EMDR is an evidence-based psychotherapy for Post Traumatic Stress Disorder (PTSD), which works with maladaptive encoding and/or incomplete processing of traumatic or disturbing adverse life experiences.
How does EMDR work?
No one knows how any form of psychotherapy works neurobiologically or in the brain. However, we do know that when a person is very upset, their brain cannot process information as it does ordinarily. One moment becomes "frozen in time," and remembering a trauma may feel as bad as going through it the first time because the images, sounds, smells, and feelings haven’t changed. Such memories have a lasting negative effect that interferes with the way a person sees the world and the way they relate to other people.
EMDR seems to have a direct effect on the way that the brain processes information. Normal information processing is resumed, so following a successful EMDR session, a person no longer relives the images, sounds, and feelings when the event is brought to mind. You still remember what happened, but it is less upsetting. Many types of therapy have similar goals. However, EMDR appears to be similar to what occurs naturally during dreaming or REM (rapid eye movement) sleep. Therefore, EMDR can be thought of as a physiologically based therapy that helps a person see disturbing material in a new and less distressing way.
Understanding trauma, in particular relational trauma, and how it impacts individuals is key to facilitating healing.
Trauma-survival is an instinctive, survival based, coping which is helpful at the time of the trauma(s) for survival, but may have created a chronically engaged survival system with reactions and responses which are no longer helpful.
Building stability, understanding our own responses and learning how to build safety and stability are early stages of trauma-healing work.
"Childhood trauma, neglect, and abandonment leave clients with overwhelmingly painful memories and emotions and a compromised nervous system that impairs their capacity to tolerate everyday life, much less trauma-related activation. Unaware that their intense reactions are driven by implicit traumatic memories lodged in the body, they resort to desperate measures to manage the overwhelm: self-harm for quick short-lasting relief, suicidal ideation to restore a sense of control, eating disorders, addictive behavior and substance abuse to numb emotion and alter consciousness. Traditional methods of treating unsafe behavior, whether in hospital, residential, or outpatient settings, cannot address the underlying trauma and have generally been only moderately effective with issues of safety." - Janina Fisher, PhD.

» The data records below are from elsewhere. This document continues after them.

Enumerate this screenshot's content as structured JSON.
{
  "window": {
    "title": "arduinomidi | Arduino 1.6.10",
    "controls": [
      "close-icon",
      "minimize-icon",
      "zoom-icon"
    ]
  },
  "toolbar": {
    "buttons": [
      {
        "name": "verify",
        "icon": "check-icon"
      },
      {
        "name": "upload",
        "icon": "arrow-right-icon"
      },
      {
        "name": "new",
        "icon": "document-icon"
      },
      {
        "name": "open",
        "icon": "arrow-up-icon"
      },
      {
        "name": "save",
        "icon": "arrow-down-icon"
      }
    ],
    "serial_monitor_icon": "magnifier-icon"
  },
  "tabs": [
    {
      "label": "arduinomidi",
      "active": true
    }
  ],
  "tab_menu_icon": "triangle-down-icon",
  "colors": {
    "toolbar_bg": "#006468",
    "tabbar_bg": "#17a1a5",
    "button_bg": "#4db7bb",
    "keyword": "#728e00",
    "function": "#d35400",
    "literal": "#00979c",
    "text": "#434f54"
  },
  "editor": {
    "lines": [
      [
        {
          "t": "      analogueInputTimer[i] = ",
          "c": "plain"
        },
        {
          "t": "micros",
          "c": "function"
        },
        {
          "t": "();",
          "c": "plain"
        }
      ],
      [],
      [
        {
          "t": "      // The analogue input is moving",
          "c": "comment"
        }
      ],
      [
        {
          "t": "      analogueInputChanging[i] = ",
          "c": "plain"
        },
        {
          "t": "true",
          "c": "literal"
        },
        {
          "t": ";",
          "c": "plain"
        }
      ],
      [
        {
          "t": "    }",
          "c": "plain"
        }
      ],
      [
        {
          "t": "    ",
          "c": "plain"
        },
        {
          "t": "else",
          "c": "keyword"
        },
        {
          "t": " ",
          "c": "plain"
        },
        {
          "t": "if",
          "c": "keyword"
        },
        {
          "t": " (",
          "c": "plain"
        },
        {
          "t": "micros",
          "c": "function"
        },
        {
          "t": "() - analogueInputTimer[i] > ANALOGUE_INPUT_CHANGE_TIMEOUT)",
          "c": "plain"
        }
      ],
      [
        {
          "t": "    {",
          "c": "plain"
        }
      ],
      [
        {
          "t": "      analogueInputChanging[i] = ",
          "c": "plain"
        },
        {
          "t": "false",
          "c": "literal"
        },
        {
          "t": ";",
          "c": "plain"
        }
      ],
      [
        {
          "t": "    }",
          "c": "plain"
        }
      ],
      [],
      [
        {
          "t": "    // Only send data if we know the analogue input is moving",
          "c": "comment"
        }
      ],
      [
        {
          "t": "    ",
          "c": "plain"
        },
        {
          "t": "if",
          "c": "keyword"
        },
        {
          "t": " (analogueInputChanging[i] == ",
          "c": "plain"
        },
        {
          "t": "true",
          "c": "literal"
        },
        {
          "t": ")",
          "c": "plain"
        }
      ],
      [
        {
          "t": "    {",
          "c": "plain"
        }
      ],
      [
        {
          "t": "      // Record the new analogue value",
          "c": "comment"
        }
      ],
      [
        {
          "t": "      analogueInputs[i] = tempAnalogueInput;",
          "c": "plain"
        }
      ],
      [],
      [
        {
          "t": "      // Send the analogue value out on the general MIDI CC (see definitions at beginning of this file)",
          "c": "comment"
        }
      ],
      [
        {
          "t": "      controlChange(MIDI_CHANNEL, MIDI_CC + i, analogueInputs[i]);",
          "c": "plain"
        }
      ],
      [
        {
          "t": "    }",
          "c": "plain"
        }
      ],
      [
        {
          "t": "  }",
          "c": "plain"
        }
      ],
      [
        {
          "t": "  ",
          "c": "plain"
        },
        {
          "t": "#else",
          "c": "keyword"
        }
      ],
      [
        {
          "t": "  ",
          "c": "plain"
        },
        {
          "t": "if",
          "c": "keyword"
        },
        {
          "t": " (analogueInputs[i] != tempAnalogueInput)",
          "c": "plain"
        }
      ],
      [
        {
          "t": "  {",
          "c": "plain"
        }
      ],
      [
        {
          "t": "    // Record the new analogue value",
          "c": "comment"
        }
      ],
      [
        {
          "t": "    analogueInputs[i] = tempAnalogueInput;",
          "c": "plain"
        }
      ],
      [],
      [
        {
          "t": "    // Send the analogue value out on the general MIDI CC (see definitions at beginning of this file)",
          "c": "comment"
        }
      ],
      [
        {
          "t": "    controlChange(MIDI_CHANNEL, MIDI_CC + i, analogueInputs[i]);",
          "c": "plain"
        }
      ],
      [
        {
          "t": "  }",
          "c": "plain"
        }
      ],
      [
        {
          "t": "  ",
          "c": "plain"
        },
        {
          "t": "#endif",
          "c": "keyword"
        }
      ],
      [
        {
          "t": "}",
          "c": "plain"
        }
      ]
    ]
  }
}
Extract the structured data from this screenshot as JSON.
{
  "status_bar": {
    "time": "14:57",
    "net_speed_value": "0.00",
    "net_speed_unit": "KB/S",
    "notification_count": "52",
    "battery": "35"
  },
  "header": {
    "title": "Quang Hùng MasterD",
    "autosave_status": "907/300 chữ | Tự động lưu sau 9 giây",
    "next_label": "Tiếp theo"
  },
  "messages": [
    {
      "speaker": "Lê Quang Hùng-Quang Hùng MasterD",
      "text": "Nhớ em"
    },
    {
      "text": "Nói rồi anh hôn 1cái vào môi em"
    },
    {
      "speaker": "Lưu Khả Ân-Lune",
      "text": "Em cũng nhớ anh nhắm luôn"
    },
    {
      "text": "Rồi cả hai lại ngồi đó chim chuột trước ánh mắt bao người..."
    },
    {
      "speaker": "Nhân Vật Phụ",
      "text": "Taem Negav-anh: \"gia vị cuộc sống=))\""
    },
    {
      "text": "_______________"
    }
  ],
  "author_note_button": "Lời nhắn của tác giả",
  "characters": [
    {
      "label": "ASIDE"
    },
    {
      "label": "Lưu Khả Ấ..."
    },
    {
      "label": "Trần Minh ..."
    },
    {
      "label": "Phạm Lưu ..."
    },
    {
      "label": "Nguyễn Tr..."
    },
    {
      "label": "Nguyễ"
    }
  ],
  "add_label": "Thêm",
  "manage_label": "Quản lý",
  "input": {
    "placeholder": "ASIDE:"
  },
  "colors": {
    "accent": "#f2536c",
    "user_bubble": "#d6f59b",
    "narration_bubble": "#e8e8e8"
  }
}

Trauma can be defined as a breach of one’s protective barrier. It can be physical, mental, energetic, or spiritual. The event that caused the trauma passes, but the body still believes it’s under threat. This taxes all of its systems and we begin to experience wide-ranging symptoms and imbalances that can become chronic.
What needs to be understood about trauma is that it’s not the painful experiences we’ve had, it’s the impact that those experiences have had on us. Because trauma increases stress and decreases trust, it not only takes a huge physical and emotional toll, it also deeply affects how we relate to each other.
- Michael Stone
Information about Therapeutic Interventions
Trauma Informed Yoga Therapy
“An essential aspect of recovering from trauma is learning ways to calm down, or self-regulate. For thousands of years, yoga has been offered as a practice that helps one calm the mind and body. More recently, research has shown that yoga practices, including meditation, relaxation, and physical postures, can reduce autonomic sympathetic activation, muscle tension, and blood pressure, improve neuroendocrine and hormonal activity, decrease physical symptoms and emotional distress, and increase quality of life. For these reasons, yoga is a promising treatment or adjunctive therapy for addressing the cognitive, emotional, and physiological symptoms associated with trauma, and PTSD specifically.”
— Emerson, Sharma, Chaudhry & Turner (2009)
Sensorimotor Psychotherapy is a combined theory and practice which works with knowledge that Unassimilated somatic responses evoked in trauma involving both arousal and defensive responses are shown to contribute to many PTSD symptoms. Thus, these unprocessed trauma responses are stored in the body (somatically), as well as emotionally and cognitively.
Working in relationship with all three of these trauma impacts is thought to be key to long-term processing, with a foundation of self-regulation and safety-building.
Definition of Trauma:
DSM-IV-TR defines trauma as direct personal experience of an event that involves actual or threatened death or serious injury; threat to one's physical integrity, witnessing an event that involves the above experience, learning about unexpected or violent death, serious harm, or threat of death, or injury experienced by a family member or close associate. Memories associated with trauma are implicit, pre-verbal and cannot be recalled, but can be triggered by stimuli from the in vivo environment.
The more frequent a specific pattern of brain neurons is activated, the more permanent the internal representation associated with the pattern becomes.
This causes sensitization in the brain towards the specific neural network. Because of this sensitization, the neural pattern can be activated by decreasingly less external stimuli.
Whole Healing - Beyond Words.
The Neurobiology of Trauma